:: INFORMATION PROVIDED ::

########

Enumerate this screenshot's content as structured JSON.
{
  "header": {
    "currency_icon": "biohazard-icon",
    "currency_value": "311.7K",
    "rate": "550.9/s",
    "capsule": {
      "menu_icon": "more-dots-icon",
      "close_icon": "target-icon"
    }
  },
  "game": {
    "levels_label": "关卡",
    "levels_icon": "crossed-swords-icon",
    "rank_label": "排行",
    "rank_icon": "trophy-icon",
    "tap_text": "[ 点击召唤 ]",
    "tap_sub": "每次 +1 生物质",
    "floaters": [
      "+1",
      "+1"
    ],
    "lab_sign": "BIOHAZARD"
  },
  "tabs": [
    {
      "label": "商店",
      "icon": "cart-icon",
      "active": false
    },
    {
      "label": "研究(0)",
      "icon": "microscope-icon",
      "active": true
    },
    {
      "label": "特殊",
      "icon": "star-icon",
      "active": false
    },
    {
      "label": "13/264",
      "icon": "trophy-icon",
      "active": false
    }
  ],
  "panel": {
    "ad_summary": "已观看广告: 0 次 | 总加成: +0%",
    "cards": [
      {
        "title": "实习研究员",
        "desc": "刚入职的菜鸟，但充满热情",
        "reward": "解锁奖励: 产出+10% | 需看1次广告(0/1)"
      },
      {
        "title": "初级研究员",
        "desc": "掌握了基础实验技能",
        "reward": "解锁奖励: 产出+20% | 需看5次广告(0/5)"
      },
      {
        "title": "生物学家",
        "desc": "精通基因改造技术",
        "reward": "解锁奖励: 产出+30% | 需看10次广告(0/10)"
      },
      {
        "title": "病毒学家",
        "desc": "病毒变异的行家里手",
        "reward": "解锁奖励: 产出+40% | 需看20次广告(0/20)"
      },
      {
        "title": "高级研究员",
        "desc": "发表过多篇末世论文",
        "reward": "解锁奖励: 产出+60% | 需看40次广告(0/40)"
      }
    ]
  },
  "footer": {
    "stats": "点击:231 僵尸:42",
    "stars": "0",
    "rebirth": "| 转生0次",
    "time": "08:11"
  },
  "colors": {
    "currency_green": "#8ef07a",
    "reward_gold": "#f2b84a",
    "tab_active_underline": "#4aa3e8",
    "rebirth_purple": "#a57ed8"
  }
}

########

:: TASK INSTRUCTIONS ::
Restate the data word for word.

:: ANSWER AREA ::
Enumerate this screenshot's content as structured JSON.
{
  "header": {
    "currency_icon": "biohazard-icon",
    "currency_value": "311.7K",
    "rate": "550.9/s",
    "capsule": {
      "menu_icon": "more-dots-icon",
      "close_icon": "target-icon"
    }
  },
  "game": {
    "levels_label": "关卡",
    "levels_icon": "crossed-swords-icon",
    "rank_label": "排行",
    "rank_icon": "trophy-icon",
    "tap_text": "[ 点击召唤 ]",
    "tap_sub": "每次 +1 生物质",
    "floaters": [
      "+1",
      "+1"
    ],
    "lab_sign": "BIOHAZARD"
  },
  "tabs": [
    {
      "label": "商店",
      "icon": "cart-icon",
      "active": false
    },
    {
      "label": "研究(0)",
      "icon": "microscope-icon",
      "active": true
    },
    {
      "label": "特殊",
      "icon": "star-icon",
      "active": false
    },
    {
      "label": "13/264",
      "icon": "trophy-icon",
      "active": false
    }
  ],
  "panel": {
    "ad_summary": "已观看广告: 0 次 | 总加成: +0%",
    "cards": [
      {
        "title": "实习研究员",
        "desc": "刚入职的菜鸟，但充满热情",
        "reward": "解锁奖励: 产出+10% | 需看1次广告(0/1)"
      },
      {
        "title": "初级研究员",
        "desc": "掌握了基础实验技能",
        "reward": "解锁奖励: 产出+20% | 需看5次广告(0/5)"
      },
      {
        "title": "生物学家",
        "desc": "精通基因改造技术",
        "reward": "解锁奖励: 产出+30% | 需看10次广告(0/10)"
      },
      {
        "title": "病毒学家",
        "desc": "病毒变异的行家里手",
        "reward": "解锁奖励: 产出+40% | 需看20次广告(0/20)"
      },
      {
        "title": "高级研究员",
        "desc": "发表过多篇末世论文",
        "reward": "解锁奖励: 产出+60% | 需看40次广告(0/40)"
      }
    ]
  },
  "footer": {
    "stats": "点击:231 僵尸:42",
    "stars": "0",
    "rebirth": "| 转生0次",
    "time": "08:11"
  },
  "colors": {
    "currency_green": "#8ef07a",
    "reward_gold": "#f2b84a",
    "tab_active_underline": "#4aa3e8",
    "rebirth_purple": "#a57ed8"
  }
}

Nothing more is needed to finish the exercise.